*** Opening Given data ***

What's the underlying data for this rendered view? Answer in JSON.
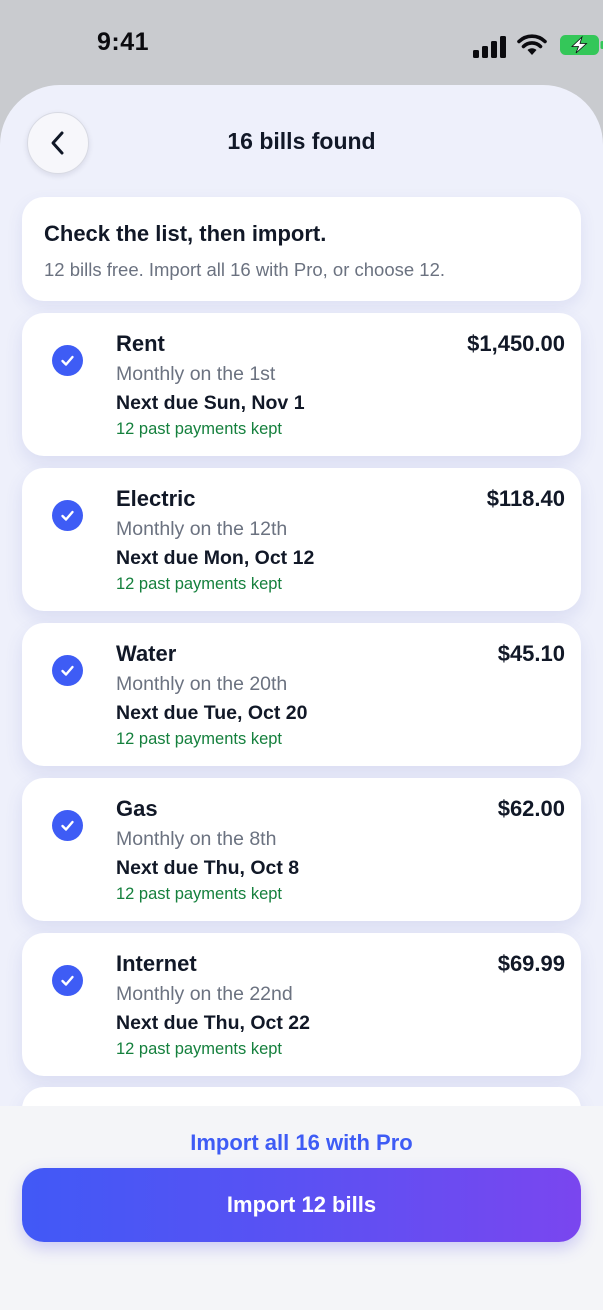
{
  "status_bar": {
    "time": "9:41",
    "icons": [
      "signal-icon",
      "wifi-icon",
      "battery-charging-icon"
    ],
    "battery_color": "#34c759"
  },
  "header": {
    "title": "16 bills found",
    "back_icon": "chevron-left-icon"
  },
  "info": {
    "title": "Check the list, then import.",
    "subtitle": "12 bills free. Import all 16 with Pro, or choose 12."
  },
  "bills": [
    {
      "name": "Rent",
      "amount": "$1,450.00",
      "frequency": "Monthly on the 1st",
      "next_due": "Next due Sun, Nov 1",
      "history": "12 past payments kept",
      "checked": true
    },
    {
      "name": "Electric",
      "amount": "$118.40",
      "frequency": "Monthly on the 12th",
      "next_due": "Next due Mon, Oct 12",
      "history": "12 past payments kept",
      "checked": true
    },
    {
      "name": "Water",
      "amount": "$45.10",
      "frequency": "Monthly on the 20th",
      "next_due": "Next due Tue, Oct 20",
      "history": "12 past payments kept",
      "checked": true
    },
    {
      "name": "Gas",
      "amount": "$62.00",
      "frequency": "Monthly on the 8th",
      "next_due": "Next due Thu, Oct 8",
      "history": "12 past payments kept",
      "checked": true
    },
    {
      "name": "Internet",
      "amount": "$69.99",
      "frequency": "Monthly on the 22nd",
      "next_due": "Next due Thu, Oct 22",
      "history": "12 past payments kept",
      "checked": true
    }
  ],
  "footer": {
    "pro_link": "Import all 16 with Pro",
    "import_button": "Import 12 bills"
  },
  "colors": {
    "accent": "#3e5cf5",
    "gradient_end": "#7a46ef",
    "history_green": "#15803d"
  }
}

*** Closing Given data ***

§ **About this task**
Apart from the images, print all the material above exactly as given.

§ **Answer section**
What's the underlying data for this rendered view? Answer in JSON.
{
  "status_bar": {
    "time": "9:41",
    "icons": [
      "signal-icon",
      "wifi-icon",
      "battery-charging-icon"
    ],
    "battery_color": "#34c759"
  },
  "header": {
    "title": "16 bills found",
    "back_icon": "chevron-left-icon"
  },
  "info": {
    "title": "Check the list, then import.",
    "subtitle": "12 bills free. Import all 16 with Pro, or choose 12."
  },
  "bills": [
    {
      "name": "Rent",
      "amount": "$1,450.00",
      "frequency": "Monthly on the 1st",
      "next_due": "Next due Sun, Nov 1",
      "history": "12 past payments kept",
      "checked": true
    },
    {
      "name": "Electric",
      "amount": "$118.40",
      "frequency": "Monthly on the 12th",
      "next_due": "Next due Mon, Oct 12",
      "history": "12 past payments kept",
      "checked": true
    },
    {
      "name": "Water",
      "amount": "$45.10",
      "frequency": "Monthly on the 20th",
      "next_due": "Next due Tue, Oct 20",
      "history": "12 past payments kept",
      "checked": true
    },
    {
      "name": "Gas",
      "amount": "$62.00",
      "frequency": "Monthly on the 8th",
      "next_due": "Next due Thu, Oct 8",
      "history": "12 past payments kept",
      "checked": true
    },
    {
      "name": "Internet",
      "amount": "$69.99",
      "frequency": "Monthly on the 22nd",
      "next_due": "Next due Thu, Oct 22",
      "history": "12 past payments kept",
      "checked": true
    }
  ],
  "footer": {
    "pro_link": "Import all 16 with Pro",
    "import_button": "Import 12 bills"
  },
  "colors": {
    "accent": "#3e5cf5",
    "gradient_end": "#7a46ef",
    "history_green": "#15803d"
  }
}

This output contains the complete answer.